## WHAT IS NEEDED
Select from the records below every line that has the word "title" in it.

Items from an interface collection
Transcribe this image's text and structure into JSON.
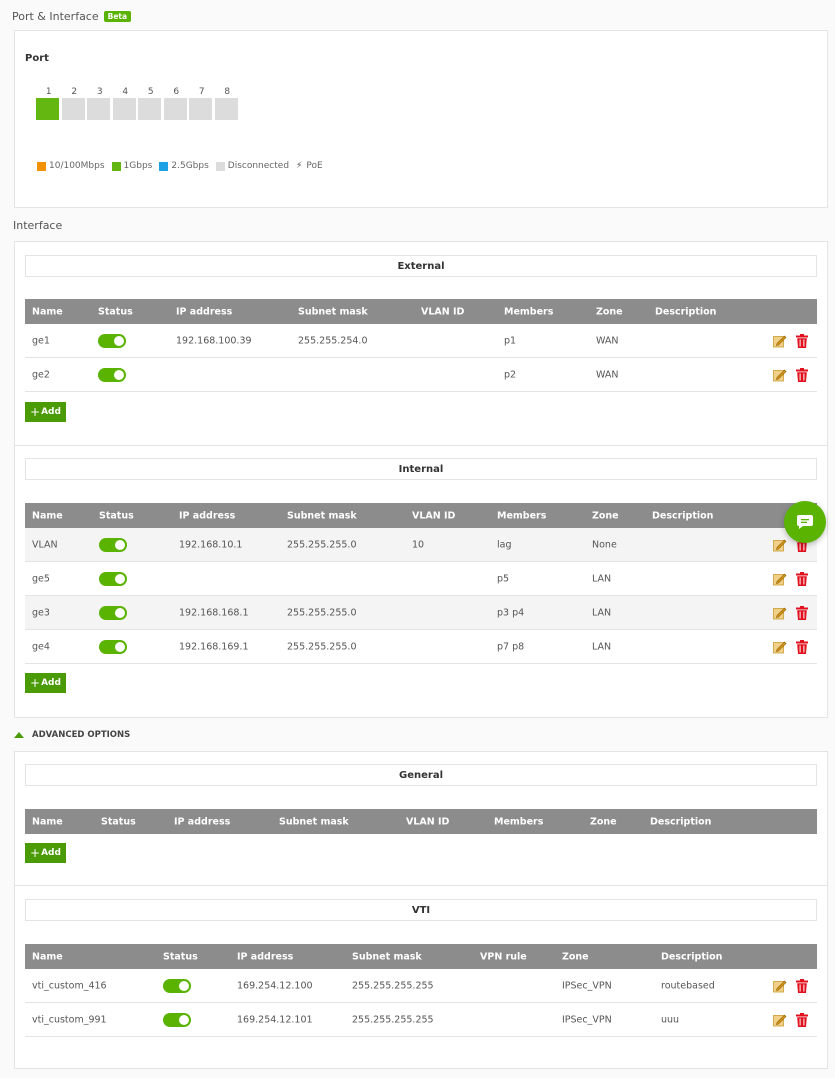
{
  "page": {
    "title": "Port & Interface",
    "badge": "Beta"
  },
  "port": {
    "heading": "Port",
    "ports": [
      {
        "label": "1",
        "status": "1gbps"
      },
      {
        "label": "2",
        "status": "disconnected"
      },
      {
        "label": "3",
        "status": "disconnected"
      },
      {
        "label": "4",
        "status": "disconnected"
      },
      {
        "label": "5",
        "status": "disconnected"
      },
      {
        "label": "6",
        "status": "disconnected"
      },
      {
        "label": "7",
        "status": "disconnected"
      },
      {
        "label": "8",
        "status": "disconnected"
      }
    ],
    "legend": [
      {
        "label": "10/100Mbps",
        "color": "#f39200"
      },
      {
        "label": "1Gbps",
        "color": "#64b711"
      },
      {
        "label": "2.5Gbps",
        "color": "#1ea2e6"
      },
      {
        "label": "Disconnected",
        "color": "#dcdcdc"
      }
    ],
    "poe_label": "PoE"
  },
  "interface": {
    "title": "Interface",
    "add_label": "Add",
    "external": {
      "title": "External",
      "columns": [
        "Name",
        "Status",
        "IP address",
        "Subnet mask",
        "VLAN ID",
        "Members",
        "Zone",
        "Description"
      ],
      "rows": [
        {
          "name": "ge1",
          "ip": "192.168.100.39",
          "mask": "255.255.254.0",
          "vlan": "",
          "members": "p1",
          "zone": "WAN",
          "desc": ""
        },
        {
          "name": "ge2",
          "ip": "",
          "mask": "",
          "vlan": "",
          "members": "p2",
          "zone": "WAN",
          "desc": ""
        }
      ]
    },
    "internal": {
      "title": "Internal",
      "columns": [
        "Name",
        "Status",
        "IP address",
        "Subnet mask",
        "VLAN ID",
        "Members",
        "Zone",
        "Description"
      ],
      "rows": [
        {
          "name": "VLAN",
          "ip": "192.168.10.1",
          "mask": "255.255.255.0",
          "vlan": "10",
          "members": "lag",
          "zone": "None",
          "desc": ""
        },
        {
          "name": "ge5",
          "ip": "",
          "mask": "",
          "vlan": "",
          "members": "p5",
          "zone": "LAN",
          "desc": ""
        },
        {
          "name": "ge3",
          "ip": "192.168.168.1",
          "mask": "255.255.255.0",
          "vlan": "",
          "members": "p3 p4",
          "zone": "LAN",
          "desc": ""
        },
        {
          "name": "ge4",
          "ip": "192.168.169.1",
          "mask": "255.255.255.0",
          "vlan": "",
          "members": "p7 p8",
          "zone": "LAN",
          "desc": ""
        }
      ]
    },
    "advanced": {
      "toggle_label": "ADVANCED OPTIONS",
      "general": {
        "title": "General",
        "columns": [
          "Name",
          "Status",
          "IP address",
          "Subnet mask",
          "VLAN ID",
          "Members",
          "Zone",
          "Description"
        ]
      },
      "vti": {
        "title": "VTI",
        "columns": [
          "Name",
          "Status",
          "IP address",
          "Subnet mask",
          "VPN rule",
          "Zone",
          "Description"
        ],
        "rows": [
          {
            "name": "vti_custom_416",
            "ip": "169.254.12.100",
            "mask": "255.255.255.255",
            "vpn": "",
            "zone": "IPSec_VPN",
            "desc": "routebased"
          },
          {
            "name": "vti_custom_991",
            "ip": "169.254.12.101",
            "mask": "255.255.255.255",
            "vpn": "",
            "zone": "IPSec_VPN",
            "desc": "uuu"
          }
        ]
      }
    }
  }
}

## ANSWER SECTION
    "title": "Port & Interface",
    "title": "Interface",
      "title": "External",
      "title": "Internal",
        "title": "General",
        "title": "VTI",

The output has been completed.